Patients with opioid addiction have long relied on in-person group or individual therapy as well as group support for sustained recovery. At the onset of the pandemic, these activities became too dangerous to do in person, leaving many patients and those in recovery feeling isolated at a particularly vulnerable time.
Recognizing the risks of suspending treatment and recovery support during pandemic-related shutdowns, state and federal governments adjusted policies to facilitate remote access to treatment and systems of care. As with other policy changes, each state took a different approach.
A new study in JAMA Health Forum by USC Schaeffer Center experts analyzes state and federal responses to the opioid crisis amidst the pandemic. The authors find that while all states and D.C. have adopted at least one policy related to treatment access for patients suffering from opioid addiction, zero states adopted all policies important to treatment access.
“It’s important for lawmakers and researchers to understand that the local effects of these policies may differ given variation in the number and types of barriers remaining,” said Rosalie Liccardo Pacula, senior fellow at Schaeffer Center and Elizabeth Garrett Chair in Health Policy, Economics & Law and the USC Price School of Public Policy.
Removing barriers to opioid addiction treatment that existed before the pandemic
Prior to COVID-19, telehealth was a promising, yet underutilized tool for supporting patients with opioid addiction. Up to 40% of U.S. counties lack a physician authorized to prescribe the opioid treatment drug buprenorphine, and at least 18% of people live 30 minutes or more from the nearest opioid treatment program to access methadone.
Furthermore, many states required pre-existing provider-patient relationships or in-person consultations before a telehealth visit could be conducted. Restrictive privacy laws also required direct consent to protect patient confidentiality.
As stay-at-home orders went into effect, state and federal governments took important steps to ensure treatment was accessible by expanding coverage, delivery, and payment of telehealth, loosening consent, privacy, and security requirements, loosening licensing requirements, and expanding initiation and dispensing of medication.
By September 2020, nearly all states enacted policies requiring benefit coverage for behavioral health via telehealth services and all states adopted at least one policy related to healthcare professional licensing permissions.

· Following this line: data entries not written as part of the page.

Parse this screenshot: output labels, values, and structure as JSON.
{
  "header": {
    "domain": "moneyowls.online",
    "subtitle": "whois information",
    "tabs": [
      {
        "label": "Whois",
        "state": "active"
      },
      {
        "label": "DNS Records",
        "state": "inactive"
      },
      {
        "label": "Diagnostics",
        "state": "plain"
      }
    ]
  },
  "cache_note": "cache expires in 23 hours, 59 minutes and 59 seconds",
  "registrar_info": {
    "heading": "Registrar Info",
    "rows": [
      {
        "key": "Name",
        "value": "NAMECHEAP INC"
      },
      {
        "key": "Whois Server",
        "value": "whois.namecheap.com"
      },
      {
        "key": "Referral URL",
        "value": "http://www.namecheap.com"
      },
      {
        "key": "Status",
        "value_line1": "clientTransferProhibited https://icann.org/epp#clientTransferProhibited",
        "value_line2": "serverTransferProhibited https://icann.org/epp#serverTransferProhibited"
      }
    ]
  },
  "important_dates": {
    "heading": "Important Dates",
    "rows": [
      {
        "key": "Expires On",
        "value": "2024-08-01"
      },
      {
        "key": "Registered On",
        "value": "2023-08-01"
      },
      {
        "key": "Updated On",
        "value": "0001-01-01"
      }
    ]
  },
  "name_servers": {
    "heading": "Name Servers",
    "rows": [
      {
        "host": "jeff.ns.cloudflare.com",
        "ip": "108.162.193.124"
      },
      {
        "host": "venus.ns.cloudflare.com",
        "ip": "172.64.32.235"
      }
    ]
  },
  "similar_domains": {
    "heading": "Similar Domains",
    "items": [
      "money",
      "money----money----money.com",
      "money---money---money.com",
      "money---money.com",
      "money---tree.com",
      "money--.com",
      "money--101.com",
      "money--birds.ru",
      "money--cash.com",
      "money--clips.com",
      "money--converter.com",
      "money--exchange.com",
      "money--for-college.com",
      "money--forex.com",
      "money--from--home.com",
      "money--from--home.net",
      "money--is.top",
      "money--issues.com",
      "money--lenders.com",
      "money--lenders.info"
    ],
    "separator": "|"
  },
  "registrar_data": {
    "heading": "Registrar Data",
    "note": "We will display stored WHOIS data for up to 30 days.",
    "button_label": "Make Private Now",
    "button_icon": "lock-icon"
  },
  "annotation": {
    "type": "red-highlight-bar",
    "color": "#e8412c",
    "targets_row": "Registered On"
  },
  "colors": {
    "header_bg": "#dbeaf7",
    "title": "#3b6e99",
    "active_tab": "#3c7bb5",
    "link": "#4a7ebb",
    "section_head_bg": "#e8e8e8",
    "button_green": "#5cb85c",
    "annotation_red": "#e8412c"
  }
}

In addition:
- 44 states expanded access to initiation and delivery of buprenorphine or methadone for OUD.
- 41 states waived requirements for a prior in-person evaluation.
- 35 states expanded scope of practice laws for both physician assistants and nurse practitioners.
- 22 states waived requirements of a pre-existing provider-patient relationship.
- 9 states relaxed privacy laws.
No state implemented all the policies available to comprehensively expand access to OUD treatment during COVID-19.
“There were unprecedented policy changes due to COVID-19 that greatly expanded access for those with opioid addiction,” said Seema Pessar, co-author and Senior Health Policy Project Associate, USC Schaeffer Center. “We also saw states limit their response for the type of care patients could receive remotely.”
The impact of policy changes on opioid use
Early evidence from drug overdose data suggests opioid use increased during the pandemic. Barriers to accessing treatment may be the result of states not implementing all available policies. Interactions between policies impact the potential effectiveness of any one policy approach.
Furthermore, changes that were implemented are often temporary, which does little for patients in rural settings who could benefit from expanded access long-term.
“Patients in rural settings still live far away from treatment options and could benefit from telehealth and medication delivery,” Pacula said. “It is important we understand what policies can improve access so we can address immediate patient needs while also ensuring we’re prepared for future pandemics or natural disasters that may limit in-person treatment options.”